1997 found the Worlds in Manchester, England, as the Australians returned to the mother country. In the women's ranks, Australia brought in three new talents, these being Yvonne Li, Miao Miao, and Tammy Gough. Along with Shirley Zhou the women fought their way into 25th place. The men's team also continued with it's policy of youth, adding Mark Smythe, Trevor Brown and Simon Gerada to the existing team members of Russell Lavale and Paul Langley. This relatively young squad managed to lift Australia's ranking to 39 in the world.
Eindhoven in the Netherlands hosted the 1999 World Championships for individual events only. The Australian team managed some creditable efforts, with Brett Clarke reaching the round of 128 in the men's singles, while Miao Miao managed to do the same in the women's singles and Shirley Zhou went one round better to get to the last 64 in the women's singles.
Kuala Lumpur in Malaysia was the location for the 2000 World Teams Championships, and this time around found our women's team of Shirley and Stella Zhou, as well as Miao Miao and Jian Fang Lay-Hong, come in at position 21-24 according to the ITTF website. Our men's team of Trevor Brown, Brett Clarke and Simon Gerada slipped a bit further down to 45 in the world.
Back to the individual events in Osaka, Japan for 2001. The women's team, absent a Zhou for the first time since 1991, brought in a few new faces as well as bringing back some other ones, as May Cho and Peri Campbell-Innes had their first taste of the World Championships, and Tammy Gough made her return along with Miao Miao, who made it to the last 64 in the women's singles. The men's team also included some fresh players, with William Henzell, John Tawadrous and Alexander Swanson making their debuts.
The 2002 World Teams was cancelled due to the troubles in Bosnia, and the inability to get a suitable last minute replacement host, so there was no action in 2002.
2003 saw the individual events take place in Paris, France. Australia's best results came from Tammy Gough, who managed to make the last 128 in the women's singles, and with her partner, May Cho, the last 64 in the women's doubles. Other Australians making the trip to France included William Henzell, Trevor Brown, John Tawadrous, and David Zalcberg in the men's, while Peri Campbell-Innes rounded out the women.

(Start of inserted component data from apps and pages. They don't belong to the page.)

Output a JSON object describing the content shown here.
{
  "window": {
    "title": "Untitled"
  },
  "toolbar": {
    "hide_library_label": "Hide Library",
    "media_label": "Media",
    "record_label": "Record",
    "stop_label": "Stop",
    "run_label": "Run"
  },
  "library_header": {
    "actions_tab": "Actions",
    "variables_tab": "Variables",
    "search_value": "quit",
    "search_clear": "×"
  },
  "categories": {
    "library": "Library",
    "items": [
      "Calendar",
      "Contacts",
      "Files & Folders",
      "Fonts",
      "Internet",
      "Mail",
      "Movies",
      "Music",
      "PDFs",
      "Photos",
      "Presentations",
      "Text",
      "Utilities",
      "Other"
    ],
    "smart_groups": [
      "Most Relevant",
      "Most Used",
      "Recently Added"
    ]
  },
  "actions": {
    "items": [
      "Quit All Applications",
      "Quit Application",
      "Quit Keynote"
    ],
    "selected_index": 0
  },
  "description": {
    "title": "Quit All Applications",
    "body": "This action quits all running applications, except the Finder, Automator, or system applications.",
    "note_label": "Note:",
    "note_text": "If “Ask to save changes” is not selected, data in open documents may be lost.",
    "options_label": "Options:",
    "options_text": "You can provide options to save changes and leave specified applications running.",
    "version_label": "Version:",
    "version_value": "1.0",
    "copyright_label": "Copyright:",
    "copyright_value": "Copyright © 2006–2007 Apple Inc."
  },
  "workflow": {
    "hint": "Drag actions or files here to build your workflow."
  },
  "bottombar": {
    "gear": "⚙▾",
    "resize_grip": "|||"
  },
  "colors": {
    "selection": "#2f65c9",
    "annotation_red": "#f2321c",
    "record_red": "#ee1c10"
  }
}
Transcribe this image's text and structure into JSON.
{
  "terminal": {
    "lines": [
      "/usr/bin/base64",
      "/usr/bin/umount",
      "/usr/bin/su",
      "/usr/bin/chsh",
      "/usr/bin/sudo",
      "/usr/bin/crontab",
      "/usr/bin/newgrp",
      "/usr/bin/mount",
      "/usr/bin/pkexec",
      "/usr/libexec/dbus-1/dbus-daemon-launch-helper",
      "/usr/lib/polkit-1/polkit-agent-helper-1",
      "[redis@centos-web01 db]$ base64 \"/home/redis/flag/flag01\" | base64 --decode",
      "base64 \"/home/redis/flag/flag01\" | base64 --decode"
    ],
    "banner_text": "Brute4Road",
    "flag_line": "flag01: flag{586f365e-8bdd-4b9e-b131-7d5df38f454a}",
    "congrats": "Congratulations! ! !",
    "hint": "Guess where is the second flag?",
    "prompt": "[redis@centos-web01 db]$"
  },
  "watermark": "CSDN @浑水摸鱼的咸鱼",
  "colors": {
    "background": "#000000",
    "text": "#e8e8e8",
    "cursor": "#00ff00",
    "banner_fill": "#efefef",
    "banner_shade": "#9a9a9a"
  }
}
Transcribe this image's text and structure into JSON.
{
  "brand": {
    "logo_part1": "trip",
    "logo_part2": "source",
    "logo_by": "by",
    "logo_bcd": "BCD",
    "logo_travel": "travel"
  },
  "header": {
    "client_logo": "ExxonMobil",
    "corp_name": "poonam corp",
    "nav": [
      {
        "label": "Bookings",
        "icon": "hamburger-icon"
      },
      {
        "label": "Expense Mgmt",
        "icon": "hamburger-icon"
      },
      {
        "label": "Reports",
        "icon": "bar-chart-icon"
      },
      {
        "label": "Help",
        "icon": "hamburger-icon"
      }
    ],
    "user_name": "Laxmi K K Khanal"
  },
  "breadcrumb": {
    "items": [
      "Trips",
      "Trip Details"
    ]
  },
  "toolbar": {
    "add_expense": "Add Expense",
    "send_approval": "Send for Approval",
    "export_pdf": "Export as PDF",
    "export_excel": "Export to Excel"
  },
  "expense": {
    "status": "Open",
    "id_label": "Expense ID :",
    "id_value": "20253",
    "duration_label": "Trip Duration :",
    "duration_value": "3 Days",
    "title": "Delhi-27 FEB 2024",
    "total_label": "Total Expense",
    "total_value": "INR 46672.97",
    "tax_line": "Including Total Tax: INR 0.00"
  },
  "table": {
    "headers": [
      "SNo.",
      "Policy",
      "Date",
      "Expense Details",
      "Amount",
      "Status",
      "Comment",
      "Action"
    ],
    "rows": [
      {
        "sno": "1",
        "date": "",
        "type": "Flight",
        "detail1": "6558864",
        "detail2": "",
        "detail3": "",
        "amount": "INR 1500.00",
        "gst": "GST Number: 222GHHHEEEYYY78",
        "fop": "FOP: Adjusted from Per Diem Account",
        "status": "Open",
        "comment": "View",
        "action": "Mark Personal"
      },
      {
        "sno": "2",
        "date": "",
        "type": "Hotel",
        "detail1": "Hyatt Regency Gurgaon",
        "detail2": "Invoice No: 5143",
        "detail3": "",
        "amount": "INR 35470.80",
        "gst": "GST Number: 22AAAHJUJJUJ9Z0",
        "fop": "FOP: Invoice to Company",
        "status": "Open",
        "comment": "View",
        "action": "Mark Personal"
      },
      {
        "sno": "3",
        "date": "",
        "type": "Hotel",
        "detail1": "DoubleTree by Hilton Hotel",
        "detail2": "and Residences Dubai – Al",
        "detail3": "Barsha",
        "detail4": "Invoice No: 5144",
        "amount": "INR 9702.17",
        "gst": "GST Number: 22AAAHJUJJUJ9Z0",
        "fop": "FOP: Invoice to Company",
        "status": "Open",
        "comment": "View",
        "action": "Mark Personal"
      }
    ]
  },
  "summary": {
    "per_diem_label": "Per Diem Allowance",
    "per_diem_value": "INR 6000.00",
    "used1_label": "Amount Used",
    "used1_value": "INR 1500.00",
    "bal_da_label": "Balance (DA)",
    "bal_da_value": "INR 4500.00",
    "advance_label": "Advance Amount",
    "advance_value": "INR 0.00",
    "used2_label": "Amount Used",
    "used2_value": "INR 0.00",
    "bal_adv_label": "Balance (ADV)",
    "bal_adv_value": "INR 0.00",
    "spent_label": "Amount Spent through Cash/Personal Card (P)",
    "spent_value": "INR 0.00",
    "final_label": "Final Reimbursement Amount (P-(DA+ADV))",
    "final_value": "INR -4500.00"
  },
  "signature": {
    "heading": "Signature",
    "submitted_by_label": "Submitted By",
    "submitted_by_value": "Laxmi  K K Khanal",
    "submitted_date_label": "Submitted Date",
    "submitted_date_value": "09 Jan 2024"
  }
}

After skipping 2002, 2004 saw Qatar hold the World Teams in Doha. Australia fielded a variety of old and new members, with the women's team seeing the return of Jian Fang Lay and the introduction of Mimi Lee to complement May Cho and Peri Campbell-Innes. Together the women managed a very creditable 22nd in the world. The men's team also saw the return of Russell Lavale for the first time since 1997, and along with William Henzell, Trevor Brown and David Zalcberg the men's team moved up to 37th place.
Contributed by Greg Letts 18th April 2004
Published with permission
Copyright Greg's Table Tennis Pages 2005